“The PEER Committee report misled the public on the reliability and validity of MDE’s accountability model, and I want to reassure parents and communities that the agency involved Mississippi school and district leaders as well as national assessment and accountability experts in the development of this system. The recommendations in the PEER report are based on opinion and not scientific research or best practice,” said Dr. Carey Wright, state superintendent of education.
As required by state law, the MDE incorporated both state and federal requirements into one coherent model to measure school performance. This process included an Accountability Task Force of school administrators, district superintendents, legislators and an external review team.

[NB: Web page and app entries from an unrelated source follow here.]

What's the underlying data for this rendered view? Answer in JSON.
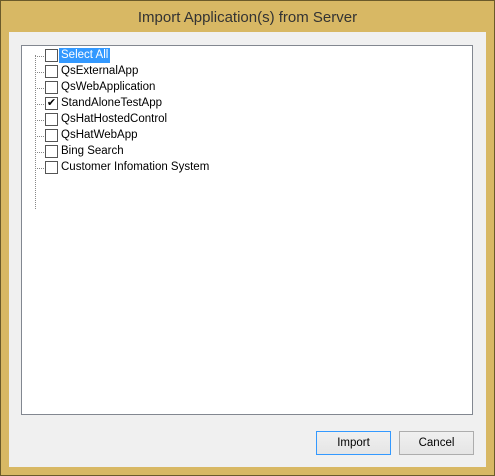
{
  "title": "Import Application(s) from Server",
  "items": [
    {
      "label": "Select All",
      "checked": false,
      "selected": true
    },
    {
      "label": "QsExternalApp",
      "checked": false
    },
    {
      "label": "QsWebApplication",
      "checked": false
    },
    {
      "label": "StandAloneTestApp",
      "checked": true
    },
    {
      "label": "QsHatHostedControl",
      "checked": false
    },
    {
      "label": "QsHatWebApp",
      "checked": false
    },
    {
      "label": "Bing Search",
      "checked": false
    },
    {
      "label": "Customer Infomation System",
      "checked": false
    }
  ],
  "buttons": {
    "import": "Import",
    "cancel": "Cancel"
  }
}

Richard Morrison, vice-chairman of the Mississippi Board of Education, served on the Accountability Task Force. He said the task force’s decisions were based on a statistical process through many meetings of professional educators and subject-matter experts to meet federal requirements and state requirements.
“We studied the information for over a year to determine our accountability process. MDE followed the process as demanded and required by the Legislature. To question the integrity of our system is offensive to all that participated in the process,” Morrison said.

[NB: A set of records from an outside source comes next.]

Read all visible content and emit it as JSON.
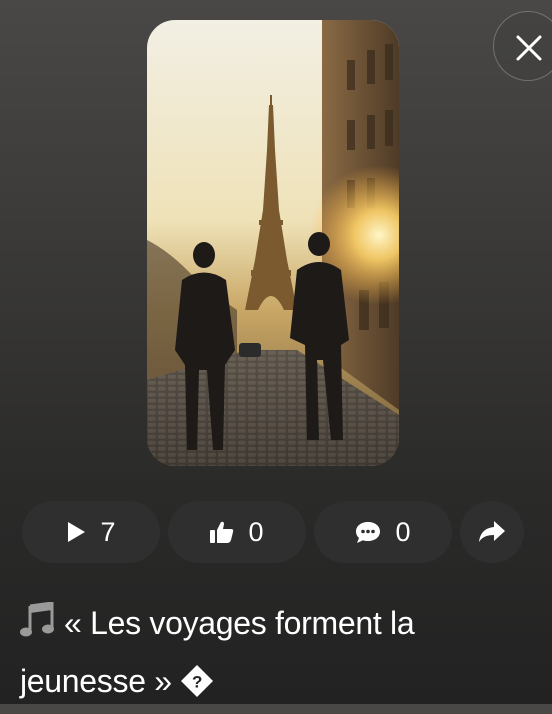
{
  "actions": {
    "plays": {
      "icon": "play-icon",
      "count": "7"
    },
    "likes": {
      "icon": "thumbs-up-icon",
      "count": "0"
    },
    "comments": {
      "icon": "comment-icon",
      "count": "0"
    },
    "share": {
      "icon": "share-icon"
    }
  },
  "close": {
    "icon": "close-icon"
  },
  "media": {
    "icon": "video-thumbnail"
  },
  "caption": {
    "icon": "music-notes-icon",
    "line1": "« Les voyages forment la",
    "line2": "jeunesse »",
    "trailing_icon": "question-diamond-icon"
  },
  "colors": {
    "pill_bg": "#2f2f30",
    "text": "#ffffff",
    "background_top": "#4a4846",
    "background_bottom": "#222222"
  }
}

Senate Education Chairman Gray Tollison of Oxford said he is satisfied with the state’s system that holds schools and districts accountable for student success.

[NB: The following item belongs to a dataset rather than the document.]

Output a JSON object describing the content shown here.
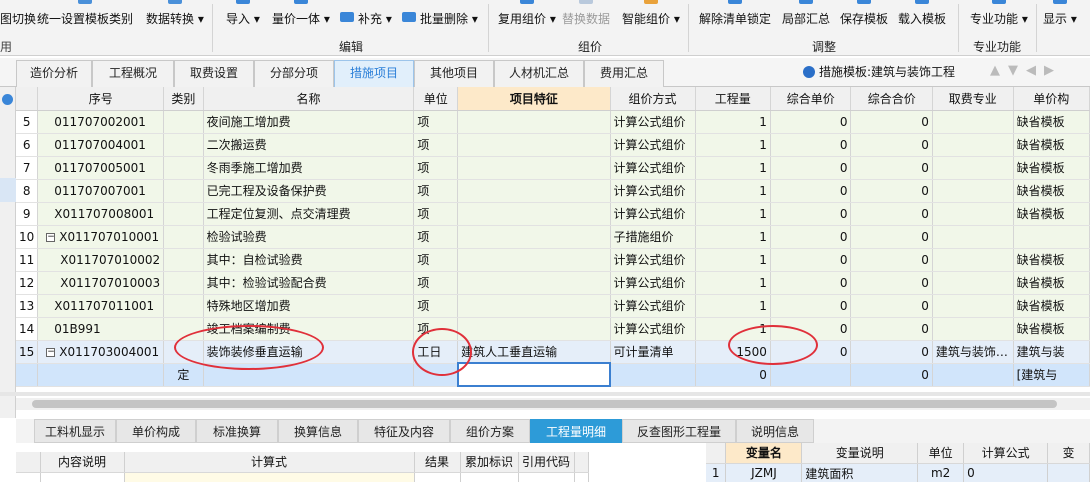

“I played an integral part in the development of the accountability system, and I participated in the Accountability Task Force meetings and witnessed the deliberate and thoughtful process. I have full confidence that this accountability system is serving students, teachers and communities well, just as the Legislature intended,” he said.
The PEER report includes several references to growth calculations and how they are used in the accountability system. Dr. J.P. Beaudoin, MDE chief research and development officer, said accountability systems must have multiple indicators of student performance in order to be valid.
“Test scores alone don’t provide a complete picture of how well schools are serving students. For example, for a school to earn an A rating, students will be scoring proficient or above, students at all levels will be improving and students will be graduating on time. When all of those arrows are pointing up, you can be confident the school is performing well,” he said.
The MDE, as well as most state education departments, has a Technical Advisory Committee (TAC) for Assessment and Accountability, and the TAC vetted Mississippi’s accountability system. Members are:
- Dr. Chris Domaleski, senior associate with the National Center for the Improvement of Educational Assessment Inc.;
- Dr. Chad Buckendahl, senior psychometrician and director of strategic partnerships at Alpine Testing Solutions;
- Dr. George Englehard, professor of educational psychology at the University of Georgia;
- Dr. Gerunda Hughes, director of the Office of Institutional Assessment at Howard University;
- Mr. Robert Lee, chief analyst at the Massachusetts Department of Elementary and Secondary Education
- Dr. Christy Hovanetz, senior policy fellow at the Foundation for Excellence in Education, served on the MDE Technical Review Team for the state’s accountability system.
She said, “Mississippi has made a strong commitment through its robust A-F school accountability system to ensure the lowest performing students are receiving the focused attention they need to improve learning and results. With this dedicated focus, Mississippi’s students have every opportunity to reach their God-given potential.”
Mississippi Dept. of Education Press Release